The board recommends that companies give details of the number of share options granted and exercised during the year, with the number outstanding at the beginning and end of the year, for each director.
Companies should also disclose the option price, together with the market price of the company's shares, both at the date the option was exercised and the time the annual report was prepared.
Improved disclosure would make it easier for shareholders to calculate how much directors could gain from share options.
Some companies already disclose the number and exercise price of options - although it is not required by law - but few show the market price of the shares.
The ASB has been unable to make the recommendations mandatory, however.
Its lawyers have advised that, unless the benefit can be quantified - and the ASB considers that too complicated - companies cannot be forced to make the disclosure.
David Tweedie, the ASB's chairman, said the Stock Exchange or the Department of Trade and Industry would have to make disclosure compulsory, although they are unlikely to do so.

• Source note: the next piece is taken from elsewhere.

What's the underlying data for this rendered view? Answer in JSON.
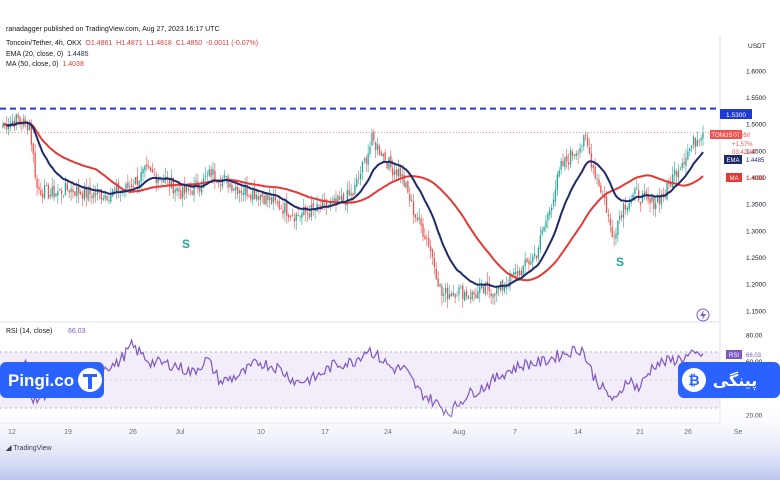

Comments on the recommendations are invited by 8 July.
The ASB's urgent issues task force, which considers controversial accounting treatments that are not yet covered by accounting standards, also ruled on the treatment of reverse premiums - incentives offered by landlords to persuade tenants to take up space.
The issue came to prominence when Pentos, the book and stationery retailer, revealed that all its profits in 1992 were due to taking such reverse payments directly to profits.
The ASB says such payments should be spread over the term of the lease and that results from previous years should be adjusted, if required.Reuse content